• About this task:
An exact reprint of the whole listing is what the answer must contain.

• Data in this exercise:
+ + + + +

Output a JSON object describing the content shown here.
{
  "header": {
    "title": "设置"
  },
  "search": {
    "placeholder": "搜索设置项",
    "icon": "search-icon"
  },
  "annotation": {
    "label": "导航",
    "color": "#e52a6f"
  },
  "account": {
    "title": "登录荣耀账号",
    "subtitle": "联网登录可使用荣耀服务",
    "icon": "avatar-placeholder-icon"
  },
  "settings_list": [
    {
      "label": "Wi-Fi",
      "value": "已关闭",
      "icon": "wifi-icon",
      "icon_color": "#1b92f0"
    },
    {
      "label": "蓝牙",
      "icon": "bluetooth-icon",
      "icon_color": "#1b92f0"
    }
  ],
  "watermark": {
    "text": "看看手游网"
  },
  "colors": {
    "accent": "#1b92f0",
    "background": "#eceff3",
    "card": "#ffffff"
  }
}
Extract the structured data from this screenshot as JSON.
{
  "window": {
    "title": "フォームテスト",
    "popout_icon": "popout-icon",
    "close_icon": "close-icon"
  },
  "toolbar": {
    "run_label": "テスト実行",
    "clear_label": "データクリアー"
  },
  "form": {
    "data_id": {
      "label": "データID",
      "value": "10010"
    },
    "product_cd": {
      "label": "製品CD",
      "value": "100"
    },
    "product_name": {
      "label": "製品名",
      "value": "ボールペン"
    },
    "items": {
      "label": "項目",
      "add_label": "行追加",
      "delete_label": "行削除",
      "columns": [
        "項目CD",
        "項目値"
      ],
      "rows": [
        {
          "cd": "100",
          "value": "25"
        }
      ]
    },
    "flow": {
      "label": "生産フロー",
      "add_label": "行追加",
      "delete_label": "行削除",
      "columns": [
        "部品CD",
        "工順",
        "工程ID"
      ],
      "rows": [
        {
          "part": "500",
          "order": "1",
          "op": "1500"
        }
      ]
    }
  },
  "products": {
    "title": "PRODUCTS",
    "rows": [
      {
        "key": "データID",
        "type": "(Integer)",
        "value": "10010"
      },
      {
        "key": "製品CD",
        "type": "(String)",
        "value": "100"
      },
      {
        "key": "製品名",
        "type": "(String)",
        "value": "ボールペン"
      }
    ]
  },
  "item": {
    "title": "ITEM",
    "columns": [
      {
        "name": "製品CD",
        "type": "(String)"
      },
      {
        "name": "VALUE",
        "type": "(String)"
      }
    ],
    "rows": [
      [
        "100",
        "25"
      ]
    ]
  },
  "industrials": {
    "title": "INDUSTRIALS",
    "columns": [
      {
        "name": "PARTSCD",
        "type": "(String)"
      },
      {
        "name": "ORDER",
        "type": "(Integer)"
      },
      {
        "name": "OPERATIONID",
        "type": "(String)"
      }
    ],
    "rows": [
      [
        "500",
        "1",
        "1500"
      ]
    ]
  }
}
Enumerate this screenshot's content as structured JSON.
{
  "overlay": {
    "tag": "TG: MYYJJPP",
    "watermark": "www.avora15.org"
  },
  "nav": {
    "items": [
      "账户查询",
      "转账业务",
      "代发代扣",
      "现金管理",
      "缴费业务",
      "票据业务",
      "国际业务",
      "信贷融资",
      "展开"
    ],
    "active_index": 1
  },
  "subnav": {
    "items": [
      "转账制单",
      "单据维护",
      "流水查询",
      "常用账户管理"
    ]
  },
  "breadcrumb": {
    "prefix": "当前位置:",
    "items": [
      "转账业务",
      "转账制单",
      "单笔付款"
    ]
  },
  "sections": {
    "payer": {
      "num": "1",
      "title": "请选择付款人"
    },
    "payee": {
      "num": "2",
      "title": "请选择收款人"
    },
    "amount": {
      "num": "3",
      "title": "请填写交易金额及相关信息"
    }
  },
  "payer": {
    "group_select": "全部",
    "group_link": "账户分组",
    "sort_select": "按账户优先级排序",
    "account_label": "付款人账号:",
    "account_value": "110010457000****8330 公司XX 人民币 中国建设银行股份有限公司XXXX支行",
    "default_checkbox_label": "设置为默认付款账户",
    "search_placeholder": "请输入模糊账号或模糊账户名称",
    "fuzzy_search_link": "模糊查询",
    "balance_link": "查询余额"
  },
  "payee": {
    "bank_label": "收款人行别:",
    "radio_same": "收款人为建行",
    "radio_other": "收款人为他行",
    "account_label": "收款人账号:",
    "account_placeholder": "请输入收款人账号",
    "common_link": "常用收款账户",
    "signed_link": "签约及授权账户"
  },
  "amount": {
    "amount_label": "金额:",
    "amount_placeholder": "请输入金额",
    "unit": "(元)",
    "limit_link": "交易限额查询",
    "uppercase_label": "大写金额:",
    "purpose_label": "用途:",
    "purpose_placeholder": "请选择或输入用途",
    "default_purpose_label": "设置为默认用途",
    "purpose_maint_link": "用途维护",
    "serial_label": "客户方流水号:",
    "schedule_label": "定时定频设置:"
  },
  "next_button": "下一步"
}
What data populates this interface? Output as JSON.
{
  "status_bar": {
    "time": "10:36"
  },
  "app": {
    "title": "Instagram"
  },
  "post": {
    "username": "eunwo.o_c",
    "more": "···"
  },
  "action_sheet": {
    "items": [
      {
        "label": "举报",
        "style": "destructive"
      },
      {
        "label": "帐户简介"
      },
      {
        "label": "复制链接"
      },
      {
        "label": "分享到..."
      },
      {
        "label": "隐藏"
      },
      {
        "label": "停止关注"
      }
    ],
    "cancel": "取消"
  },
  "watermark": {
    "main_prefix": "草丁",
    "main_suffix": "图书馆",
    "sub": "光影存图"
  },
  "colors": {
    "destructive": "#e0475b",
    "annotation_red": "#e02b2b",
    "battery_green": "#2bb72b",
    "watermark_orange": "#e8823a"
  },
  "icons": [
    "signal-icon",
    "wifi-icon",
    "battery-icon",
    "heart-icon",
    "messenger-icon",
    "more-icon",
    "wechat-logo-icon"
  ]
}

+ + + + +

• Task answer:
Output a JSON object describing the content shown here.
{
  "header": {
    "title": "设置"
  },
  "search": {
    "placeholder": "搜索设置项",
    "icon": "search-icon"
  },
  "annotation": {
    "label": "导航",
    "color": "#e52a6f"
  },
  "account": {
    "title": "登录荣耀账号",
    "subtitle": "联网登录可使用荣耀服务",
    "icon": "avatar-placeholder-icon"
  },
  "settings_list": [
    {
      "label": "Wi-Fi",
      "value": "已关闭",
      "icon": "wifi-icon",
      "icon_color": "#1b92f0"
    },
    {
      "label": "蓝牙",
      "icon": "bluetooth-icon",
      "icon_color": "#1b92f0"
    }
  ],
  "watermark": {
    "text": "看看手游网"
  },
  "colors": {
    "accent": "#1b92f0",
    "background": "#eceff3",
    "card": "#ffffff"
  }
}
Extract the structured data from this screenshot as JSON.
{
  "window": {
    "title": "フォームテスト",
    "popout_icon": "popout-icon",
    "close_icon": "close-icon"
  },
  "toolbar": {
    "run_label": "テスト実行",
    "clear_label": "データクリアー"
  },
  "form": {
    "data_id": {
      "label": "データID",
      "value": "10010"
    },
    "product_cd": {
      "label": "製品CD",
      "value": "100"
    },
    "product_name": {
      "label": "製品名",
      "value": "ボールペン"
    },
    "items": {
      "label": "項目",
      "add_label": "行追加",
      "delete_label": "行削除",
      "columns": [
        "項目CD",
        "項目値"
      ],
      "rows": [
        {
          "cd": "100",
          "value": "25"
        }
      ]
    },
    "flow": {
      "label": "生産フロー",
      "add_label": "行追加",
      "delete_label": "行削除",
      "columns": [
        "部品CD",
        "工順",
        "工程ID"
      ],
      "rows": [
        {
          "part": "500",
          "order": "1",
          "op": "1500"
        }
      ]
    }
  },
  "products": {
    "title": "PRODUCTS",
    "rows": [
      {
        "key": "データID",
        "type": "(Integer)",
        "value": "10010"
      },
      {
        "key": "製品CD",
        "type": "(String)",
        "value": "100"
      },
      {
        "key": "製品名",
        "type": "(String)",
        "value": "ボールペン"
      }
    ]
  },
  "item": {
    "title": "ITEM",
    "columns": [
      {
        "name": "製品CD",
        "type": "(String)"
      },
      {
        "name": "VALUE",
        "type": "(String)"
      }
    ],
    "rows": [
      [
        "100",
        "25"
      ]
    ]
  },
  "industrials": {
    "title": "INDUSTRIALS",
    "columns": [
      {
        "name": "PARTSCD",
        "type": "(String)"
      },
      {
        "name": "ORDER",
        "type": "(Integer)"
      },
      {
        "name": "OPERATIONID",
        "type": "(String)"
      }
    ],
    "rows": [
      [
        "500",
        "1",
        "1500"
      ]
    ]
  }
}
Enumerate this screenshot's content as structured JSON.
{
  "overlay": {
    "tag": "TG: MYYJJPP",
    "watermark": "www.avora15.org"
  },
  "nav": {
    "items": [
      "账户查询",
      "转账业务",
      "代发代扣",
      "现金管理",
      "缴费业务",
      "票据业务",
      "国际业务",
      "信贷融资",
      "展开"
    ],
    "active_index": 1
  },
  "subnav": {
    "items": [
      "转账制单",
      "单据维护",
      "流水查询",
      "常用账户管理"
    ]
  },
  "breadcrumb": {
    "prefix": "当前位置:",
    "items": [
      "转账业务",
      "转账制单",
      "单笔付款"
    ]
  },
  "sections": {
    "payer": {
      "num": "1",
      "title": "请选择付款人"
    },
    "payee": {
      "num": "2",
      "title": "请选择收款人"
    },
    "amount": {
      "num": "3",
      "title": "请填写交易金额及相关信息"
    }
  },
  "payer": {
    "group_select": "全部",
    "group_link": "账户分组",
    "sort_select": "按账户优先级排序",
    "account_label": "付款人账号:",
    "account_value": "110010457000****8330 公司XX 人民币 中国建设银行股份有限公司XXXX支行",
    "default_checkbox_label": "设置为默认付款账户",
    "search_placeholder": "请输入模糊账号或模糊账户名称",
    "fuzzy_search_link": "模糊查询",
    "balance_link": "查询余额"
  },
  "payee": {
    "bank_label": "收款人行别:",
    "radio_same": "收款人为建行",
    "radio_other": "收款人为他行",
    "account_label": "收款人账号:",
    "account_placeholder": "请输入收款人账号",
    "common_link": "常用收款账户",
    "signed_link": "签约及授权账户"
  },
  "amount": {
    "amount_label": "金额:",
    "amount_placeholder": "请输入金额",
    "unit": "(元)",
    "limit_link": "交易限额查询",
    "uppercase_label": "大写金额:",
    "purpose_label": "用途:",
    "purpose_placeholder": "请选择或输入用途",
    "default_purpose_label": "设置为默认用途",
    "purpose_maint_link": "用途维护",
    "serial_label": "客户方流水号:",
    "schedule_label": "定时定频设置:"
  },
  "next_button": "下一步"
}
What data populates this interface? Output as JSON.
{
  "status_bar": {
    "time": "10:36"
  },
  "app": {
    "title": "Instagram"
  },
  "post": {
    "username": "eunwo.o_c",
    "more": "···"
  },
  "action_sheet": {
    "items": [
      {
        "label": "举报",
        "style": "destructive"
      },
      {
        "label": "帐户简介"
      },
      {
        "label": "复制链接"
      },
      {
        "label": "分享到..."
      },
      {
        "label": "隐藏"
      },
      {
        "label": "停止关注"
      }
    ],
    "cancel": "取消"
  },
  "watermark": {
    "main_prefix": "草丁",
    "main_suffix": "图书馆",
    "sub": "光影存图"
  },
  "colors": {
    "destructive": "#e0475b",
    "annotation_red": "#e02b2b",
    "battery_green": "#2bb72b",
    "watermark_orange": "#e8823a"
  },
  "icons": [
    "signal-icon",
    "wifi-icon",
    "battery-icon",
    "heart-icon",
    "messenger-icon",
    "more-icon",
    "wechat-logo-icon"
  ]
}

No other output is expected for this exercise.